So, I have this anxiety disorder. I don’t really like going out these days. I’d rather be stuck by myself in an elevator with a full bladder than at a social event with a large group of people. However, the place I would most like to be when I’m not feeling like myself is in front of my television screen.
Maybe comfort characters is a more accurate title for this post. It’s the people in the shows that I love, that give me the most comfort. Watching these characters is more effective then any breathing technique or visualization exercise in my books. Being unemployed I have a lot more time to spend with my TV friends. Here are a few of my favorites. Continue reading
A quick collection of things that I’m finding fascinating, frustrating and fun on TV this past week.
What’s happening on Gravity Falls?
Normally, when I do a round of Channel Surfing, I start by bemoaning that a once loved show has started showing signs of decay. This time I’m going to start by celebrating an already delightful show for steadily improving from its first season to its second. Gravity Falls is an animated series created by Alex Hirsch that airs on the Disney Channel (or Disney XD – the Disney conglomerate has a weird way of airing TV shows, sometimes months will go by without new episodes airing at all and sometimes an episode airs on one channel and then the next episode airs on the other – but I digress). Yes, it’s a kid’s show but it’s a kid’s show that has been heavily inspired by adult material: The Simpsons (most notably and obviously), Twin Peaks, The X-Files, old B-movies, among others. The show surrounds the Pines twins, Dipper and Mabel, who have come to stay with their old, bitter great-uncle, Grunkle Stan. Grunkle Stan owns and operates a tourist destination/hall of oddities called The Mystery Shack. You see, lots of very strange things happen in the town of Gravity Falls and Grunkle Stan intends to make a few bucks off of all the weirdness. The twins get thrown right into the thick of it, living and working at the Mystery Shack, solving mysteries, happening upon gnomes and monsters and clues and cyphers on an daily basis. The strangeness of Gravity Falls becomes a kind of new normal for the kids and they grow to love the town as much as they grow to love Stan. At the end of season one, they decide to stick around.
This blog has waxed poetic about TV cooking competitions, the granddaddy of them all being Top Chef. An effective milieu of sport, food, back stabbing, emotional dressing down, smack talk, and ridicule. If you add 1989 wrestling and loose-fitting cardigans it would have all of my favourite things. But it does well on its own. It’s one of the shows I still watch “live” and I have to cook along with it. As I have to eat when the judges are eating, watching it having already eaten, or to eat later in the day just seems wrong. It doesn’t have to be fancy. Toast will suffice. But you better finish in time. Continue reading

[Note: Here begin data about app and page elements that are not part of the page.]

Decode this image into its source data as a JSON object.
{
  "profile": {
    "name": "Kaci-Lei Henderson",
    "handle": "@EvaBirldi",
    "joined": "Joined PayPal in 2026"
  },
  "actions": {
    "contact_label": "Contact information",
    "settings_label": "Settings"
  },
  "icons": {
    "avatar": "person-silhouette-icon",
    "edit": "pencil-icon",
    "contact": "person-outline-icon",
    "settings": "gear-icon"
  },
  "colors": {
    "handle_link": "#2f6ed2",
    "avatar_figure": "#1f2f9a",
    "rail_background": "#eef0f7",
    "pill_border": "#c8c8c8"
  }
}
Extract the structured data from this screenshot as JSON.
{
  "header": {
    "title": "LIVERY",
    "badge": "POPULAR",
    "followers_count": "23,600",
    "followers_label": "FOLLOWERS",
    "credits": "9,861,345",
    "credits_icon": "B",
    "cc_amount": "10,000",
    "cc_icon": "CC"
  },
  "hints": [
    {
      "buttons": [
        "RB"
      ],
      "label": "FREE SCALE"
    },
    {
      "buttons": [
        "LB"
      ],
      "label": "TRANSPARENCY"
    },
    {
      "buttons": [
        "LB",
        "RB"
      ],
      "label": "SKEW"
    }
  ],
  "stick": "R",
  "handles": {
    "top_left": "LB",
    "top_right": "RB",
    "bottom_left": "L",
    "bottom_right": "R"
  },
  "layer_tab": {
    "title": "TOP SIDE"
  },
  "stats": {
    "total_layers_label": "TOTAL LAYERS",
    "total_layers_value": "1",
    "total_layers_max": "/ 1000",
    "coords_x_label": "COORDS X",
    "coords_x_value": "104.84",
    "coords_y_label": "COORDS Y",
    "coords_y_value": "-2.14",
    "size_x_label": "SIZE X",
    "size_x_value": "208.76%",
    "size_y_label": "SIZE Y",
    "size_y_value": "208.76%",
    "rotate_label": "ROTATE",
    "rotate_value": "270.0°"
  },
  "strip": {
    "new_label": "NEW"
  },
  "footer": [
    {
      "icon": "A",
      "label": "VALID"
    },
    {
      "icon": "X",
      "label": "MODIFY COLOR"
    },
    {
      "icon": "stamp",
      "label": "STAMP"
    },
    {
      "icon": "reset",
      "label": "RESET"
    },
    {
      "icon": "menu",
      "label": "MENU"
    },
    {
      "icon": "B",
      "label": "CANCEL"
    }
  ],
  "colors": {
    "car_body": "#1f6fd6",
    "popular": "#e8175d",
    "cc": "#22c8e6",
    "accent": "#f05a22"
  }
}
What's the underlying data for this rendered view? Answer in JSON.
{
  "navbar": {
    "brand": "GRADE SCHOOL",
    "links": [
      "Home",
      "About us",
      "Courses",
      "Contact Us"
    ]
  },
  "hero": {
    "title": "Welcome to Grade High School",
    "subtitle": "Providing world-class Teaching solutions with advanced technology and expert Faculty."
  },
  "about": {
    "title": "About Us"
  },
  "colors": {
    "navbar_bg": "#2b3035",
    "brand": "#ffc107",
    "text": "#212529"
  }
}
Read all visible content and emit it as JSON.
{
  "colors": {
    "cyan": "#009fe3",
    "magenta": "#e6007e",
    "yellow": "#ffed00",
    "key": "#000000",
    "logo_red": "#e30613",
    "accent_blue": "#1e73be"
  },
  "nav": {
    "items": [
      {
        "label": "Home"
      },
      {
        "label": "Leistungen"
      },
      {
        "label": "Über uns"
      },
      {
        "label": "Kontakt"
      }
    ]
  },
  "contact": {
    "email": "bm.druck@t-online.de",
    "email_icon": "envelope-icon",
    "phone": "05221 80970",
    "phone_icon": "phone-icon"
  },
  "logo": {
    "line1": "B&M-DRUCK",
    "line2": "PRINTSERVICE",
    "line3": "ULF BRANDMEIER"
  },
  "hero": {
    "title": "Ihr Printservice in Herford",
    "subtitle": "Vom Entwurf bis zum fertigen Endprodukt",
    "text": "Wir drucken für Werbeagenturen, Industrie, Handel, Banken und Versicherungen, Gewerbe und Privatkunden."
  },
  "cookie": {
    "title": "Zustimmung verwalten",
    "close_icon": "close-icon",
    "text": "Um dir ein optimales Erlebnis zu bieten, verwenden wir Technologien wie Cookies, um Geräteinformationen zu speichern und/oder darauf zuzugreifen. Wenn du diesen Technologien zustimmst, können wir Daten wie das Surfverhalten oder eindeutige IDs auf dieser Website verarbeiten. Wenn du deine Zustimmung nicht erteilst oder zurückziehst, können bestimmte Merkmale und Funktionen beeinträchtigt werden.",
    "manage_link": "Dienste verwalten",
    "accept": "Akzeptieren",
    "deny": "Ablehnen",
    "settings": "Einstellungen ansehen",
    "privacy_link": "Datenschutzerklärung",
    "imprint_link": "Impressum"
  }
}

Season Two, Episode One
“Valerie Makes a Pilot”
TL;DR version of this review: The Comeback is great, and as good as ever Continue reading